Top of Material shown
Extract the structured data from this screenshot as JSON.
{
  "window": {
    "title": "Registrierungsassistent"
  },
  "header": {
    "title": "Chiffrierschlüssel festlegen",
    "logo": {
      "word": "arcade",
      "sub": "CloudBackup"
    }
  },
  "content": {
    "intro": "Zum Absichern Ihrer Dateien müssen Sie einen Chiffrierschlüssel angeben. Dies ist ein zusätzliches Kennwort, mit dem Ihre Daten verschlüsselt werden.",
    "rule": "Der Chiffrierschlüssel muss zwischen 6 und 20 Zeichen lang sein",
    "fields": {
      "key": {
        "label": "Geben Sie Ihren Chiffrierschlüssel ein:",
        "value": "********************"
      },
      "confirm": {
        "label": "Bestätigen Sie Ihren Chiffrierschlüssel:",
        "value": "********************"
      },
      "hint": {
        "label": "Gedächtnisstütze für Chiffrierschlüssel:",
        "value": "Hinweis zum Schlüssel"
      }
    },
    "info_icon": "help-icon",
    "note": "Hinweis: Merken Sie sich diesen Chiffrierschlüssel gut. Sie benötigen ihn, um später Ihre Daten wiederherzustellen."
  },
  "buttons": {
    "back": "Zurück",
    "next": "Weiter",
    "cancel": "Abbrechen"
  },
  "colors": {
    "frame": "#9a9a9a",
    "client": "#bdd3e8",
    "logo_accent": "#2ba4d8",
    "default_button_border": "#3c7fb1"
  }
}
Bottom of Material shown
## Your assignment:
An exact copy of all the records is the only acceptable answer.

## Solution to this problem:
Extract the structured data from this screenshot as JSON.
{
  "window": {
    "title": "Registrierungsassistent"
  },
  "header": {
    "title": "Chiffrierschlüssel festlegen",
    "logo": {
      "word": "arcade",
      "sub": "CloudBackup"
    }
  },
  "content": {
    "intro": "Zum Absichern Ihrer Dateien müssen Sie einen Chiffrierschlüssel angeben. Dies ist ein zusätzliches Kennwort, mit dem Ihre Daten verschlüsselt werden.",
    "rule": "Der Chiffrierschlüssel muss zwischen 6 und 20 Zeichen lang sein",
    "fields": {
      "key": {
        "label": "Geben Sie Ihren Chiffrierschlüssel ein:",
        "value": "********************"
      },
      "confirm": {
        "label": "Bestätigen Sie Ihren Chiffrierschlüssel:",
        "value": "********************"
      },
      "hint": {
        "label": "Gedächtnisstütze für Chiffrierschlüssel:",
        "value": "Hinweis zum Schlüssel"
      }
    },
    "info_icon": "help-icon",
    "note": "Hinweis: Merken Sie sich diesen Chiffrierschlüssel gut. Sie benötigen ihn, um später Ihre Daten wiederherzustellen."
  },
  "buttons": {
    "back": "Zurück",
    "next": "Weiter",
    "cancel": "Abbrechen"
  },
  "colors": {
    "frame": "#9a9a9a",
    "client": "#bdd3e8",
    "logo_accent": "#2ba4d8",
    "default_button_border": "#3c7fb1"
  }
}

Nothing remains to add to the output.